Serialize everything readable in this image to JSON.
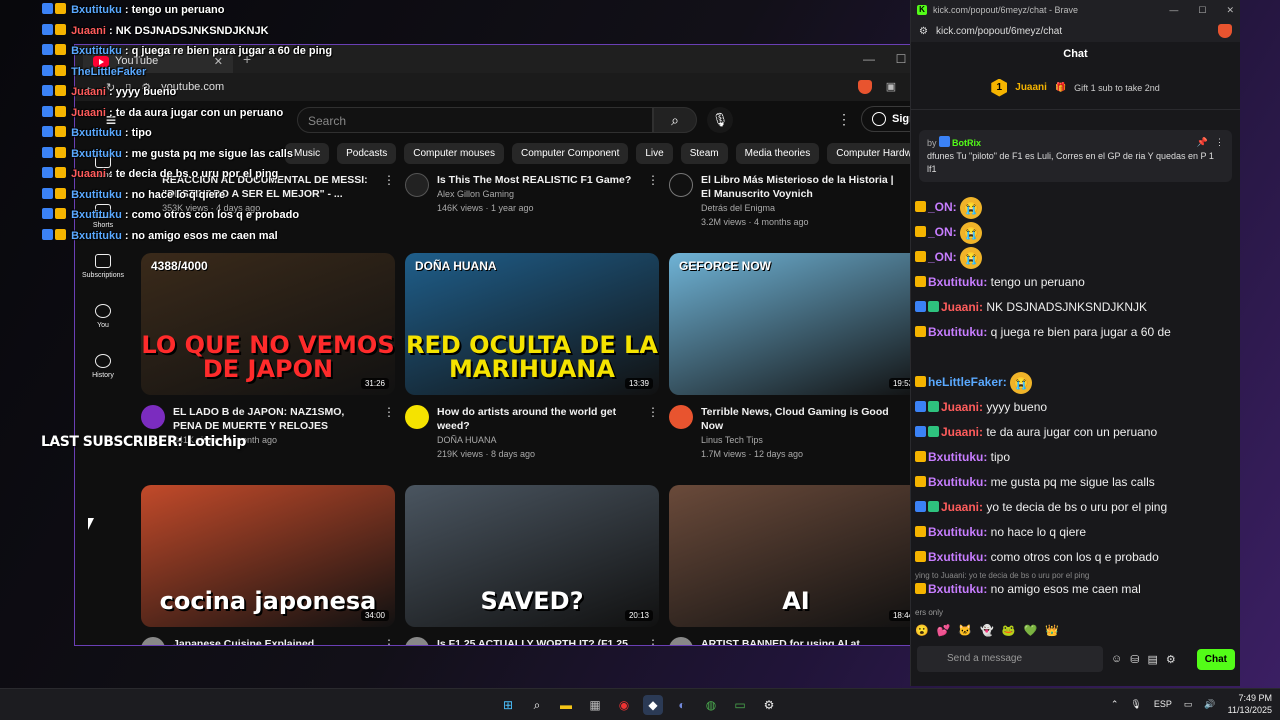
{
  "overlay": {
    "lines": [
      {
        "user": "Bxutituku",
        "msg": "tengo un peruano",
        "color": "#5aa9ff"
      },
      {
        "user": "Juaani",
        "msg": "NK DSJNADSJNKSNDJKNJK",
        "color": "#ff5c5c"
      },
      {
        "user": "Bxutituku",
        "msg": "q juega re bien para jugar a 60 de ping",
        "color": "#5aa9ff"
      },
      {
        "user": "TheLittleFaker",
        "msg": "",
        "color": "#5aa9ff"
      },
      {
        "user": "Juaani",
        "msg": "yyyy bueno",
        "color": "#ff5c5c"
      },
      {
        "user": "Juaani",
        "msg": "te da aura jugar con un peruano",
        "color": "#ff5c5c"
      },
      {
        "user": "Bxutituku",
        "msg": "tipo",
        "color": "#5aa9ff"
      },
      {
        "user": "Bxutituku",
        "msg": "me gusta pq me sigue las calls",
        "color": "#5aa9ff"
      },
      {
        "user": "Juaani",
        "msg": "te decia de bs o uru por el ping",
        "color": "#ff5c5c"
      },
      {
        "user": "Bxutituku",
        "msg": "no hace lo q qiere",
        "color": "#5aa9ff"
      },
      {
        "user": "Bxutituku",
        "msg": "como otros con los q e probado",
        "color": "#5aa9ff"
      },
      {
        "user": "Bxutituku",
        "msg": "no amigo esos me caen mal",
        "color": "#5aa9ff"
      }
    ],
    "last_subscriber": "LAST SUBSCRIBER: Lotichip"
  },
  "youtube": {
    "tab_title": "YouTube",
    "url": "youtube.com",
    "search_placeholder": "Search",
    "sign_in": "Sign in",
    "chips": [
      "Music",
      "Podcasts",
      "Computer mouses",
      "Computer Component",
      "Live",
      "Steam",
      "Media theories",
      "Computer Hardware"
    ],
    "sidebar": [
      {
        "label": "Home"
      },
      {
        "label": "Shorts"
      },
      {
        "label": "Subscriptions"
      },
      {
        "label": "You"
      },
      {
        "label": "History"
      }
    ],
    "top_row": [
      {
        "title": "REACCION AL DOCUMENTAL DE MESSI: \"DESTINADO A SER EL MEJOR\" - ...",
        "channel": "",
        "stats": "353K views · 4 days ago"
      },
      {
        "title": "Is This The Most REALISTIC F1 Game?",
        "channel": "Alex Gillon Gaming",
        "stats": "146K views · 1 year ago"
      },
      {
        "title": "El Libro Más Misterioso de la Historia | El Manuscrito Voynich",
        "channel": "Detrás del Enigma",
        "stats": "3.2M views · 4 months ago"
      }
    ],
    "videos": [
      {
        "title": "EL LADO B de JAPON: NAZ1SMO, PENA DE MUERTE Y RELOJES",
        "channel": "",
        "stats": "341K views · 1 month ago",
        "duration": "31:26",
        "thumb_text": "LO QUE NO VEMOS DE JAPON",
        "thumb_top": "4388/4000",
        "bg": "#3a2a1a",
        "accent": "#ff2b2b",
        "av": "#7b2cbf"
      },
      {
        "title": "How do artists around the world get weed?",
        "channel": "DOÑA HUANA",
        "stats": "219K views · 8 days ago",
        "duration": "13:39",
        "thumb_text": "RED OCULTA DE LA MARIHUANA",
        "thumb_top": "DOÑA HUANA",
        "bg": "#1f5e8a",
        "accent": "#f5e300",
        "av": "#f5e300"
      },
      {
        "title": "Terrible News, Cloud Gaming is Good Now",
        "channel": "Linus Tech Tips",
        "stats": "1.7M views · 12 days ago",
        "duration": "19:53",
        "thumb_text": "",
        "thumb_top": "GEFORCE NOW",
        "bg": "#6fb3d6",
        "accent": "#ffffff",
        "av": "#e8542f"
      },
      {
        "title": "Japanese Cuisine Explained",
        "channel": "",
        "stats": "",
        "duration": "34:00",
        "thumb_text": "cocina japonesa",
        "thumb_top": "",
        "bg": "#c24a2a",
        "accent": "#ffffff",
        "av": "#888888"
      },
      {
        "title": "Is F1 25 ACTUALLY WORTH IT? (F1 25",
        "channel": "",
        "stats": "",
        "duration": "20:13",
        "thumb_text": "SAVED?",
        "thumb_top": "",
        "bg": "#4a5560",
        "accent": "#ffffff",
        "av": "#888888"
      },
      {
        "title": "ARTIST BANNED for using AI at DRAGON",
        "channel": "",
        "stats": "",
        "duration": "18:44",
        "thumb_text": "AI",
        "thumb_top": "",
        "bg": "#6a4a3a",
        "accent": "#ffffff",
        "av": "#888888"
      }
    ]
  },
  "kick": {
    "window_title": "kick.com/popout/6meyz/chat - Brave",
    "url": "kick.com/popout/6meyz/chat",
    "header": "Chat",
    "gift_user": "Juaani",
    "gift_count": "1",
    "gift_text": "Gift 1 sub to take 2nd",
    "pinned_by": "by",
    "pinned_user": "BotRix",
    "pinned_text": "dfunes Tu \"piloto\" de F1 es Luli, Corres en el GP de ria Y quedas en P 1 lf1",
    "messages": [
      {
        "user": "_ON:",
        "msg": "",
        "color": "#c77dff",
        "emote": true
      },
      {
        "user": "_ON:",
        "msg": "",
        "color": "#c77dff",
        "emote": true
      },
      {
        "user": "_ON:",
        "msg": "",
        "color": "#c77dff",
        "emote": true
      },
      {
        "user": "Bxutituku:",
        "msg": " tengo un peruano",
        "color": "#c77dff"
      },
      {
        "user": "Juaani:",
        "msg": " NK DSJNADSJNKSNDJKNJK",
        "color": "#ff5c5c"
      },
      {
        "user": "Bxutituku:",
        "msg": " q juega re bien para jugar a 60 de",
        "color": "#c77dff"
      },
      {
        "user": "",
        "msg": "",
        "color": "#c77dff"
      },
      {
        "user": "heLittleFaker:",
        "msg": "",
        "color": "#5aa9ff",
        "emote": true
      },
      {
        "user": "Juaani:",
        "msg": " yyyy bueno",
        "color": "#ff5c5c"
      },
      {
        "user": "Juaani:",
        "msg": " te da aura jugar con un peruano",
        "color": "#ff5c5c"
      },
      {
        "user": "Bxutituku:",
        "msg": " tipo",
        "color": "#c77dff"
      },
      {
        "user": "Bxutituku:",
        "msg": " me gusta pq me sigue las calls",
        "color": "#c77dff"
      },
      {
        "user": "Juaani:",
        "msg": " yo te decia de bs o uru por el ping",
        "color": "#ff5c5c"
      },
      {
        "user": "Bxutituku:",
        "msg": " no hace lo q qiere",
        "color": "#c77dff"
      },
      {
        "user": "Bxutituku:",
        "msg": " como otros con los q e probado",
        "color": "#c77dff"
      }
    ],
    "reply_to": "ying to Juaani: yo te decia de bs o uru por el ping",
    "last_message": {
      "user": "Bxutituku:",
      "msg": " no amigo esos me caen mal"
    },
    "subs_only": "ers only",
    "input_placeholder": "Send a message",
    "chat_button": "Chat"
  },
  "taskbar": {
    "lang": "ESP",
    "time": "7:49 PM",
    "date": "11/13/2025"
  },
  "colors": {
    "kick_green": "#53fc18",
    "yt_red": "#ff0033"
  }
}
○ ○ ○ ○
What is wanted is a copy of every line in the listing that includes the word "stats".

Task response:
        "stats": "353K views · 4 days ago"
        "stats": "146K views · 1 year ago"
        "stats": "3.2M views · 4 months ago"
        "stats": "341K views · 1 month ago",
        "stats": "219K views · 8 days ago",
        "stats": "1.7M views · 12 days ago",
        "stats": "",
        "stats": "",
        "stats": "",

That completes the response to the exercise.